Christine Knudsen, IDP protection adviser at the UN Office for the Coordination of Humanitarian Affairs (UNOCHA) displacement and protection support unit in Geneva told IRIN it is hard to serve displaced populations, no matter where they are.
"It is hard for us to work with displaced populations that aren't camp-based. How do we address host populations in cities? How do we differentiate between the needs of the urban displaced and the urban poor? How do we target our aid?" Knudsen pointed out.
In cities where IDPs and host communities live side-by-side, it is important to target poor urban communities as a whole rather than IDPs specifically as this can raise tensions, says Jacobsen.
"[Good] relations can be jeaporadised when aid agencies target economic resources such as food aid, microcredit and vocational training exclusively at IDPs." When agencies do address IDPs in particular, they should focus specifically on redressing displacement-driven losses such as legal certification or identity documents, to "level the playing field."
Right to visibility
For Save the Children's Macveigh, the starting point is to reach out to IDPs in urban settings so they know their rights. "People have a right to legal identity under international law and they need to be aware of that?then they can make an informed choice as to whether or not they want to identify themselves."
UNOCHA and the IDMC are currently developing IDP profiling guidelines, which it is hoped will better identify the needs and vulnerabilities of urban-based IDPs. "IDPs in cities pose a new aid response dynamic, and we need to delve into it more," said Knudsen.

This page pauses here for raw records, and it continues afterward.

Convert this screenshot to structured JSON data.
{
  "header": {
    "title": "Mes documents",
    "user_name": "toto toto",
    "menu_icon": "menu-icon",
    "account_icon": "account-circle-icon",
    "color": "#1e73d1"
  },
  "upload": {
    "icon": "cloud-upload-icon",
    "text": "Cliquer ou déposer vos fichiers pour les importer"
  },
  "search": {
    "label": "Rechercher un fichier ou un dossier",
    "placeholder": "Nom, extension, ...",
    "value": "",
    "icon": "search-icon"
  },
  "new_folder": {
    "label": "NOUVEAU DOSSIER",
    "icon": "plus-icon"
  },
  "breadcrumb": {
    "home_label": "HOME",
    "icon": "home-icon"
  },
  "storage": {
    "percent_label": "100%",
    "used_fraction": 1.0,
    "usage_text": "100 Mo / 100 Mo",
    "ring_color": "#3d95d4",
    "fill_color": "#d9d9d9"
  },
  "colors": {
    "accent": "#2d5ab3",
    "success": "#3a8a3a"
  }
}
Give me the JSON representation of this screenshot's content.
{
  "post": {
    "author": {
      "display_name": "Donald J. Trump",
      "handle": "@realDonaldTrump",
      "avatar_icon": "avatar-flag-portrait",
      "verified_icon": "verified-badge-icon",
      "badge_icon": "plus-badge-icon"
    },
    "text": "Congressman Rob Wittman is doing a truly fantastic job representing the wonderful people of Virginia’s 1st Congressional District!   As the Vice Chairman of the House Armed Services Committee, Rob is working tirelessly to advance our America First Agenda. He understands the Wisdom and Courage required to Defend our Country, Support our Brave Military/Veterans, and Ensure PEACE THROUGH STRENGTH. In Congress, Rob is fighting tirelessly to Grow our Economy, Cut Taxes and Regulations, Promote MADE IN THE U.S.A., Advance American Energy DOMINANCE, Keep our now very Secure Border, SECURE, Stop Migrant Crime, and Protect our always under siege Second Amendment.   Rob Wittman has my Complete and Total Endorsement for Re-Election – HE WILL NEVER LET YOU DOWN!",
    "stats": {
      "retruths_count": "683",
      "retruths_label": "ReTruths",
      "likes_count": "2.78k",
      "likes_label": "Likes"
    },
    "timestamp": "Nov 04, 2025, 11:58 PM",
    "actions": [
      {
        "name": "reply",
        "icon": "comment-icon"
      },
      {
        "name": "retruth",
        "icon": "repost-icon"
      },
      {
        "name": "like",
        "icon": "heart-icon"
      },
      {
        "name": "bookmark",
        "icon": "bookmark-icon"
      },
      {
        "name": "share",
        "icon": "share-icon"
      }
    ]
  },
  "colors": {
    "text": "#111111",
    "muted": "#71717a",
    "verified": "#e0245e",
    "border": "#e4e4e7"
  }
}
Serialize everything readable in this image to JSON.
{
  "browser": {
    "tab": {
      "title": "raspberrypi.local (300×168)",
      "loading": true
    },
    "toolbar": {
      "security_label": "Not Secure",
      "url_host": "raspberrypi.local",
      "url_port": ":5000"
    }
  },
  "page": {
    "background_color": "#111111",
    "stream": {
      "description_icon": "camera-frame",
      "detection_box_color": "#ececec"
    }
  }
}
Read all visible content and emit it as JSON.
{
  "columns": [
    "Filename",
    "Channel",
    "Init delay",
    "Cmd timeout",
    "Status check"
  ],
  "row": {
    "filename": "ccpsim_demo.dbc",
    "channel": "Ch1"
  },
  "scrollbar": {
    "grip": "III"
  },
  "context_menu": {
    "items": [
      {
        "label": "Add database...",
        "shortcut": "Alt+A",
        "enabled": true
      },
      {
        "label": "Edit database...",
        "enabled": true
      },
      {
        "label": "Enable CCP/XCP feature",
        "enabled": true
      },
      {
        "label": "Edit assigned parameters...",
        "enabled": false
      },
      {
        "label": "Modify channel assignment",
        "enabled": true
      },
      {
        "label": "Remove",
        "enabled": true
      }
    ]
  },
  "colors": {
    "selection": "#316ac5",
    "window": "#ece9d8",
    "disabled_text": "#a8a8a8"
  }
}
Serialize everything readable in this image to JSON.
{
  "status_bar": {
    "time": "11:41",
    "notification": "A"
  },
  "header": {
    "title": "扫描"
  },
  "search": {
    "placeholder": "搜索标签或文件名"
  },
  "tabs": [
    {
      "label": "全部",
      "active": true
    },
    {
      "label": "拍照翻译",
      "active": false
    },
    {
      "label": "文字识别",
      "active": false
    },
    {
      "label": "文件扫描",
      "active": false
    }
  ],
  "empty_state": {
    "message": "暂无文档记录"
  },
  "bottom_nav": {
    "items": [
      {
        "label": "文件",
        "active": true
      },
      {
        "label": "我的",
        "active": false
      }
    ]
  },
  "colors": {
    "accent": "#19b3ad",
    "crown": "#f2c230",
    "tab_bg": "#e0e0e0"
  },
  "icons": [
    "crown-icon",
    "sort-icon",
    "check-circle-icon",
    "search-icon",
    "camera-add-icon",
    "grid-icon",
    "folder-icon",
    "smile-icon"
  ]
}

And some see urban as opposed to rural displacement as an opportunity to explore new ways of working. Amelia Bookstein, head of humanitarian policy at Save the Children told IRIN "Cities always reinvent themselves, depending on the opportunities that arise [for IDPs]?it is a more interesting story than the doomsayers lay claim."